Susie’s wattle fence

Enough with the ranting. I am going to take you back into our cool woods, where one of our neighbors is building a wattle fence. When I stopped to chat with her about it, she was thrilled that I knew what it was (apparently it is a foreign concept to folks in our neck of the woods). I volunteered the prunings from our fruit trees, but I think what is really needed here is a helper. Wattle building is mighty slow going.

Wildflower Wednesdays are the brainchild of Gail at Clay and Limestone, so hop on over there if you want to get in on the fun.

7 thoughts on “wildflower wednesday

  1. What a cool wattle fence. I love your wildflowers, especially the wild Solomon’s Seal. I hope you get what we call “Fairy berries” before the critters. 🙂

  2. You have a beautiful array of natives~Some of my favorites. Ricki, I joke with a neighbor that Nashville needs to change its name from Music City USA to Invasives Are US! Happy WW. gail

  3. Grace~I thought the wattle fence would be right at home in your garden.

    Gail~Talk about the cure being worse than the disease: we are all battling plants that were brought in to solve a problem at one time.

    Alison~Thanks for stopping by…and for the plant ID.

  4. Know what?
    If you went to the RHS Chelsea Flower show in London this week, you would have seen that this infamous little Herb Robert was the choice plant for their show gardens.
    That, and another totally unobtrusive plant, the brown fennel, were the mainstay for most of the gardens. At least those that had any flowers at all.
    I have to say that my garden is cutting edge, as these two have galoped around and coverd about 50% between them 🙂

    As far as the wattle fence is concerned: if you cover it with a mixture of cow dung and lime, you can build yourself a 17th century english cottage. Or it can have s thatched roof over the top, after putting the gloop on, and then it would be a much treasured ‘cob wall’.

    Our ancient wattle is almost exclusively hazel, but these days willow is seen as another choice. Unfortunately willow has a very strong will to live and can sprout even when you are sure it is dead.

    When we lived in anold 17th century cottage, we had some of those cob panels fall out and we fhad to reweave and plaster them. I drew the line at cowdung however.

  5. Jo~You have done me a favor by ranting on the Chelsea show. Now I needn’t feel deprived by never getting to see it.

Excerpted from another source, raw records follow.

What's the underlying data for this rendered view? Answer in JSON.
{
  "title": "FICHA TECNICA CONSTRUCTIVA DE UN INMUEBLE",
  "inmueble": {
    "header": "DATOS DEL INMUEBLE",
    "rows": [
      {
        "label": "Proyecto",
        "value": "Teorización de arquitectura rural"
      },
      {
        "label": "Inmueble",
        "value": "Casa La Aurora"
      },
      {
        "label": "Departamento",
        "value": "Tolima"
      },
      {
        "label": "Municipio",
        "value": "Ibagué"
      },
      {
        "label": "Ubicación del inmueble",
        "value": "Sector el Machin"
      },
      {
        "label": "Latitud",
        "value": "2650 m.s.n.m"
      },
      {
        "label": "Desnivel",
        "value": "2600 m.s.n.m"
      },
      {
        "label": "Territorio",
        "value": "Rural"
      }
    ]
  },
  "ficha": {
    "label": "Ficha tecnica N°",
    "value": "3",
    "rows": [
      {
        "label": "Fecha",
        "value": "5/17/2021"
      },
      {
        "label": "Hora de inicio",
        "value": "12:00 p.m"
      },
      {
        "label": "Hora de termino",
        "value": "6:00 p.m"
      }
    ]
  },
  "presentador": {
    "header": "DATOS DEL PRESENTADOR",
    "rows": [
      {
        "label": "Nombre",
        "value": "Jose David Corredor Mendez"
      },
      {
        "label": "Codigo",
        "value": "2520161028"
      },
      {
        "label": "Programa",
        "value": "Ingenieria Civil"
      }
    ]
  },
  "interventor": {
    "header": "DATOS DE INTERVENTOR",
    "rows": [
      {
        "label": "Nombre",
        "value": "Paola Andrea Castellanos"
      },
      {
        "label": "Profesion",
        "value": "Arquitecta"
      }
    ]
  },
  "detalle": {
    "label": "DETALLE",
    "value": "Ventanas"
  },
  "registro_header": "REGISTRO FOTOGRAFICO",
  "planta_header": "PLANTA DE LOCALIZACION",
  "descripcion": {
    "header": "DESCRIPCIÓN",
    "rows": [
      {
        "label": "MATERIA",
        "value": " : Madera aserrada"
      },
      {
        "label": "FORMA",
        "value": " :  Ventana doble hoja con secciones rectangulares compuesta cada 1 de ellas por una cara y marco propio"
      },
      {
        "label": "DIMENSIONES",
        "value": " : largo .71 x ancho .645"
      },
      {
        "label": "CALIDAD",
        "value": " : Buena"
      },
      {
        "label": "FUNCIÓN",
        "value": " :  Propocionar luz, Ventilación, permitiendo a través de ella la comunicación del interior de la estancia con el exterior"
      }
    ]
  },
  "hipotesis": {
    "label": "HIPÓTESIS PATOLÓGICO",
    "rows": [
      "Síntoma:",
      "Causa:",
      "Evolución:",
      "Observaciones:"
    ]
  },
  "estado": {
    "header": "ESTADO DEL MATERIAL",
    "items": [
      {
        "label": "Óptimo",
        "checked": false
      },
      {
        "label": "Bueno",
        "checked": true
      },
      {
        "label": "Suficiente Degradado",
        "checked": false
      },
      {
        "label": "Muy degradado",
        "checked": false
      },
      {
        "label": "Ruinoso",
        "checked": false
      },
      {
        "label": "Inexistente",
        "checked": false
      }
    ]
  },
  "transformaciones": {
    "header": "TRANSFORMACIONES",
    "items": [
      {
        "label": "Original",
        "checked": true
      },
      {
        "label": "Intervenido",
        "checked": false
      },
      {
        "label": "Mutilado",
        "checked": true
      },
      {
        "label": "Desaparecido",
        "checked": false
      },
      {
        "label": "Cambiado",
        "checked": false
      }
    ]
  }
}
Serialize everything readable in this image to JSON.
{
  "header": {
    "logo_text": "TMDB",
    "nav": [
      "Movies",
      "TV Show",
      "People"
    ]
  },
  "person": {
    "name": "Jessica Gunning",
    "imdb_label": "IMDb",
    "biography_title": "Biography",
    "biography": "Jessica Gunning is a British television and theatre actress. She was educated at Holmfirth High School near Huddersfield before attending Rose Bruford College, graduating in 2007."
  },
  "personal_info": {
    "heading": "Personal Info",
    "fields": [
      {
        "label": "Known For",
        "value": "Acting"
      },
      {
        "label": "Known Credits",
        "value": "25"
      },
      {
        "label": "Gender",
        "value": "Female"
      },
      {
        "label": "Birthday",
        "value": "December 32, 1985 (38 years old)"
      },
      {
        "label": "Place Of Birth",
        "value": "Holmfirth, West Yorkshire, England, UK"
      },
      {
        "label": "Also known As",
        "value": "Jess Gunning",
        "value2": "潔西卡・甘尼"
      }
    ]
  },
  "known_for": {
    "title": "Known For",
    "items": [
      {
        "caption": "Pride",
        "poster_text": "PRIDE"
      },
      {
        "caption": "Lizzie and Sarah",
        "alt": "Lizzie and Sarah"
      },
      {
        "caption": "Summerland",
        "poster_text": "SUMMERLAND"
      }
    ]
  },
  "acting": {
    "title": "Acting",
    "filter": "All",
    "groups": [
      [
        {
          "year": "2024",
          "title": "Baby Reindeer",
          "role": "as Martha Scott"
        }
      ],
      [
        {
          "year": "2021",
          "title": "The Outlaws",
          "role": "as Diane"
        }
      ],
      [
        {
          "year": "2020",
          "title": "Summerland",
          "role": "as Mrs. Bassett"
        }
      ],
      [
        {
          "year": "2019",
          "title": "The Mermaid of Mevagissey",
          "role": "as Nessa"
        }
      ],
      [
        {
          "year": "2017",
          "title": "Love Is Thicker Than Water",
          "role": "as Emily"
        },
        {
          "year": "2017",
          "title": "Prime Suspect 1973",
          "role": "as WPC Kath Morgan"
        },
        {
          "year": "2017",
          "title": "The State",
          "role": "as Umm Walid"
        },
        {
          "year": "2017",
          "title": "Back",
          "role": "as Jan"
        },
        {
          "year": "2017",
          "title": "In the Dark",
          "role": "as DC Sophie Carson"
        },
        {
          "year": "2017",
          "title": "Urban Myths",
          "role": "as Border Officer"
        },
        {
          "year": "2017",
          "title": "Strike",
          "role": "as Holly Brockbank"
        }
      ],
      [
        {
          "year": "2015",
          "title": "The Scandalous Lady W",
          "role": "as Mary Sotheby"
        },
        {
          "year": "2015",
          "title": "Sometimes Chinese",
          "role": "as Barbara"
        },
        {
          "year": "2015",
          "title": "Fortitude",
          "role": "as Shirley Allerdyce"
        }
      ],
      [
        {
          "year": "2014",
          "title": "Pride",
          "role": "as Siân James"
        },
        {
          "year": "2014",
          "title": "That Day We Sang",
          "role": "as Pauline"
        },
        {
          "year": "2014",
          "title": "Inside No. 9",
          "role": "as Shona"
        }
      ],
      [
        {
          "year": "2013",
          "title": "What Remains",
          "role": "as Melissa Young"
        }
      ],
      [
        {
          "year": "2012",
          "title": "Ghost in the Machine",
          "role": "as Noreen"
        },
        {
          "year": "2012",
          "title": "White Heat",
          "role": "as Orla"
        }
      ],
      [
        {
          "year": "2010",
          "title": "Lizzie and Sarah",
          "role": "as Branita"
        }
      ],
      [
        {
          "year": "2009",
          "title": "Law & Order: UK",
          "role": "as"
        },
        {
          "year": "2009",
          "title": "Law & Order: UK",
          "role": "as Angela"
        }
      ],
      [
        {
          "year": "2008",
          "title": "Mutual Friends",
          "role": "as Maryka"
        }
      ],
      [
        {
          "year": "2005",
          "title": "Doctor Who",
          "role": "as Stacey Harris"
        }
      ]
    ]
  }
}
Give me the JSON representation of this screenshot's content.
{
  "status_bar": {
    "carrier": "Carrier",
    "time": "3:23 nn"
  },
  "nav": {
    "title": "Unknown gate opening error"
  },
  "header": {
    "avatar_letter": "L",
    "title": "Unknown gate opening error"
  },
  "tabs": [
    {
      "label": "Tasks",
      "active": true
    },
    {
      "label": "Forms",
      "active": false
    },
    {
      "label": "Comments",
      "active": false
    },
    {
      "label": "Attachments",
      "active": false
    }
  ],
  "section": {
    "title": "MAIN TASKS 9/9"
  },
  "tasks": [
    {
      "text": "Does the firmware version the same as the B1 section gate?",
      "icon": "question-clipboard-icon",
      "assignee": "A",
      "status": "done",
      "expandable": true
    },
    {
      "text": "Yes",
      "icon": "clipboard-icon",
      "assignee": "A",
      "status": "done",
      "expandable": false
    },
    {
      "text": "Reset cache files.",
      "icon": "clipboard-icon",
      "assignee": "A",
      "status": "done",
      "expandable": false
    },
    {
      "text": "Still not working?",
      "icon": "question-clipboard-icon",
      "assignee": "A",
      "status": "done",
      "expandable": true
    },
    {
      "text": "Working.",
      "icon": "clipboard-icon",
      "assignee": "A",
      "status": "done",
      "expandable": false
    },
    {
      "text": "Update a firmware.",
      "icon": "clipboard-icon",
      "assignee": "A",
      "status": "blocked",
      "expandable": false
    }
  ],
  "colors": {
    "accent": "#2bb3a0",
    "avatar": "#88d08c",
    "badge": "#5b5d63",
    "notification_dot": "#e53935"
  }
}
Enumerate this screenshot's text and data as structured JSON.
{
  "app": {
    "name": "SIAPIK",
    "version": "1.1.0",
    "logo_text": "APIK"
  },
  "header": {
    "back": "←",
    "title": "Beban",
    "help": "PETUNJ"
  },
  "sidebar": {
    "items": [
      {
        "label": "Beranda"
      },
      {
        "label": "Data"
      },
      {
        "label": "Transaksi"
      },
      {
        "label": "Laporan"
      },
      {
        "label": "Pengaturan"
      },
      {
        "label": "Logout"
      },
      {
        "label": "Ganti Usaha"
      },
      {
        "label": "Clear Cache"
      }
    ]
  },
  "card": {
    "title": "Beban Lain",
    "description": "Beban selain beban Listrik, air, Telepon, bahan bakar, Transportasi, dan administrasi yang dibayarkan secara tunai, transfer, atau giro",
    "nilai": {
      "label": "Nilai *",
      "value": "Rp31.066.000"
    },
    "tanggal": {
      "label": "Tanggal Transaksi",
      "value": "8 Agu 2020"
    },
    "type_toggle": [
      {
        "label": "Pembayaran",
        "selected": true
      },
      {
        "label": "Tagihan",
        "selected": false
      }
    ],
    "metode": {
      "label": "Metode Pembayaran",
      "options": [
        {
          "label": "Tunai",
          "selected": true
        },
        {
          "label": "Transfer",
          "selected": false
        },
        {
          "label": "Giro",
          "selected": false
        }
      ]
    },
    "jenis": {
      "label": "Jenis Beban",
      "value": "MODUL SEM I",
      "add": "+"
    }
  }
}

    …And I thought just weaving the wattle itself was over-the-top.

Leave a Reply

Your email address will not be published. Required fields are marked *